BRIAN BAUCOM, PH.D.
Associate PROFESSOR, CLINICAL PSYCHOLOGY
My research is focused on understanding how partners in committed, romantic relationships interact to promote vs. inhibit the well-being and stability of their relationship as well as the individual physical and mental health of one another. I conduct basic and applied research with a particular emphasis on couples and families coping with psychological distress, psychopathology, and chronic health conditions. My work integrates multiple modalities of assessment including self-report, daily diary, psychophysiology, cognitive performance tasks, observational coding methods, speech signal processing methods (e.g., f0) and natural language processing. I have been fortunate to receive funding for this work from national and international agencies and foundations including the Department of Defense, National Science Foundation, multiple institutes of the National Institutes of Health, National Institute of Justice, Deutsche Forschungsgemeinschaft e.V (German Science Foundation), the Israeli Science Foundation, and Apple.
My clinical interests are focused on increasing access to empirically supported psychotherapies, particularly for underserved and underresourced populations. I co-direct the Behavioral Health Innovation and Dissemination Center with Dr. Feea Leifker where we offer low fee, empirically supported psychotherapies to individual adults and couples and train and supervise graduate students from Clinical Psychology, Counseling Psychology, and Social Work as well as Psychiatry Residents and Triple-Board Psychiatry Fellows in learning and providing these psychotherapies to all residents of Utah.
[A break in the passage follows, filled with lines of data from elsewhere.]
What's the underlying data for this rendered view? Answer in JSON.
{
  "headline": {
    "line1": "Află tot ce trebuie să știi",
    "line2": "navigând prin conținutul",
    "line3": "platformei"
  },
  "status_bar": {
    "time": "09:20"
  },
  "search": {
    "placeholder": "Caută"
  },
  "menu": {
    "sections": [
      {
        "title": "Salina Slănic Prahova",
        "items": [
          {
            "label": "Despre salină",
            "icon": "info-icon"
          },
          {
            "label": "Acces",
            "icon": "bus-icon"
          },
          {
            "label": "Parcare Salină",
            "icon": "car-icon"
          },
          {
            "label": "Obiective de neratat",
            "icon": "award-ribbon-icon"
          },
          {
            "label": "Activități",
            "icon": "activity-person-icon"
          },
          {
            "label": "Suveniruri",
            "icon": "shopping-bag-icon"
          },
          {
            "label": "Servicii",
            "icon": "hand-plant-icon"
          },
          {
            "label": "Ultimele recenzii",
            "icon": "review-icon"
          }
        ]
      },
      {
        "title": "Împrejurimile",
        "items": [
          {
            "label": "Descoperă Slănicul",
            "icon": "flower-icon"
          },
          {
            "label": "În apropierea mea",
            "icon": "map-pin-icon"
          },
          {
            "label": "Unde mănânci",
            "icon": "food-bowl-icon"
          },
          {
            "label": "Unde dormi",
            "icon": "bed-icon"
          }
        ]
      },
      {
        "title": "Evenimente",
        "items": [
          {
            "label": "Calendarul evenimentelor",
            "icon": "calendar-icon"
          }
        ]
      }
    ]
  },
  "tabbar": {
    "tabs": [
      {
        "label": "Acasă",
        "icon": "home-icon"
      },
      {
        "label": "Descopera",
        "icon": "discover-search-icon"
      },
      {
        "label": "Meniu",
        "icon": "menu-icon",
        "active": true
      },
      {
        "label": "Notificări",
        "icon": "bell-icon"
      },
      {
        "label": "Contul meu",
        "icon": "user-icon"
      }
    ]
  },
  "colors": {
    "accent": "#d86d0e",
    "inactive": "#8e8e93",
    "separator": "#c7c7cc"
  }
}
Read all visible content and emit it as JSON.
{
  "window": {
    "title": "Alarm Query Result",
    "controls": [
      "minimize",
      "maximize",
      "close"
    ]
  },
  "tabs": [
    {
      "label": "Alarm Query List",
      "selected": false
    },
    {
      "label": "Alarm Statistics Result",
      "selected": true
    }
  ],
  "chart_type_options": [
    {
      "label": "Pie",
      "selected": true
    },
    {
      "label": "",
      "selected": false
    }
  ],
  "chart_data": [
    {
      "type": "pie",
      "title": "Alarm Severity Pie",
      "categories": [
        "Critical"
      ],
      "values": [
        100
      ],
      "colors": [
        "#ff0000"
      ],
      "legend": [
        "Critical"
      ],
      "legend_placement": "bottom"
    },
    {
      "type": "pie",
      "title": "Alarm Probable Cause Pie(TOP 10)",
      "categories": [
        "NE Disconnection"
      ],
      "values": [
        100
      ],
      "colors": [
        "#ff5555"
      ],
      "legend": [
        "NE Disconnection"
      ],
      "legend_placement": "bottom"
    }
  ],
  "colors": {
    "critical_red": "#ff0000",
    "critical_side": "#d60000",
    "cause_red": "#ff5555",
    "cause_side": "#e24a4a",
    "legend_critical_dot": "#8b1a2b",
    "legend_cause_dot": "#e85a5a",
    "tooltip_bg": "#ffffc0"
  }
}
Opportunities for Students
Our research group is currently conducting or involved in a number of interdisciplinary projects on many different aspects of couple interaction. These projects include studies of couple- or family-based interventions to reduce risk for suicide and for HIV , to treat PTSD, Anorexia Nervosa, and Binge Eating Disorder, and to assist couples in making health behavior changes in the context of cancer, sleep apnea, and stroke.
Another major focus of our research group is the development of computational tools and statistical models for studying couple interaction. Most current projects involve collaboration with colleagues from a number of disciplines such as electrical engineering and biostatistics. As a result, our research group is active in a number of areas outside of clinical psychology including speech signal processing, affective computing, computational linguistics, and statistical modeling for multiply nested designs. These aspects of the lab make it an excellent fit for students with backgrounds both within and outside of clinical psychology, students with interests in couple interaction, couple therapy, and behavior & emotion, and creative thinkers who are excited about interdisciplinary collaboration.
I will be accepting applications from potential graduates who would start in Fall, 2024. Our lab is also accepting applications for a limited number of volunteer RA positions that have a variable start date; if interested, please contact Abby Boggins to apply and for further information about opportunities in our lab.
Postdoctoral Fellowship, University of Southern California (Clinical and Quantitative
Psychology, Electrical Engineering, 2008-2012)
Ph.D., University of California, Los Angeles (Clinical Psychology, 2008)
Internship, Veterans Administration, Los Angeles (APA-Accredited Clinical Psychology Internship, 2007-2008)
M.A., University of California, Los Angeles (Clinical Psychology, 2003)
B.S., Vanderbilt University (Psychology, 2000)
B.S., Vanderbilt University (Engineering Science, 2000)
Baron, K. G., Gilles, A., Sundar, K. M., Baucom, B. R., Duff, K., & Troxel, W. (2022). Rationale and study protocol for We-PAP: a randomized pilot/feasibility trial of a couples-based intervention to promote PAP adherence and sleep health compared to an educational control. Pilot and Feasibility Studies, 8(1), 171.
Baucom, B. R., Georgiou, P., Bryan, C. J., Garland, E. L., Leifker, F., May, A., ... & Narayanan, S. S. (2017). The promise and the challenge of technology-facilitated methods for assessing behavioral and cognitive markers of risk for suicide among US Army National Guard Personnel. International Journal of Environmental Research and Public Health, 14(4), 361. https://doi.org/10.3390/ijerph14040361
Baucom, B. R. W., Leo, K., Adamo, C., Georgiou, P., & Baucom, K. J. W. (2017). Conceptual and statistical issues in couples observational research: Rationale and methods for design decisions. Journal of Family Psychology, 31(8), 972–982. https://doi.org/10.1037/fam0000370
MY CURRENT GRADUATE STUDENTS
MY CURRENT POSTDOCTORAL FELLOWS & MENTEES
Andy Godfrey, University of Utah
Karena Leo, NIH NRSA F32 Award, Duke University
Robert Warner, University of Utah
MY CURRENT FACULTY MENTEES
Jackie Chen, NSF CAREER Award
Dusti Jones, CTSI K12 Award
Feea Leifker, VPCAT Program
Larissa McGarrity, CTSI K12 Award
MY FORMER GRADUATE STUDENTS
Colin Adamo. Postdoctoral Scholar at the University of Pennsylvania
Alex Crenshaw. Assistant Professor at Kennesaw State University
Jasara Hogan. Assistant Research Scientist at New York University
Karena Leo. Postdoctoral Scholar at Duke University
Kelsi Rugo. Psychotherapist in Spokane Valley, WA
Nick Perry. Research Assistant Professor at the University of Denver
MY FORMER POSTDOCTORAL FELLOWS & MENTEES
Chris Cambron, Associate Professor in the College of Social Work at the University of Utah
Alexis May. Assistant Professor at Wesleyan University.
Feea Leifker. Research Assistant Professor and Co-Director of the Behavioral Health Innovation and Dissemination Center at the University of Utah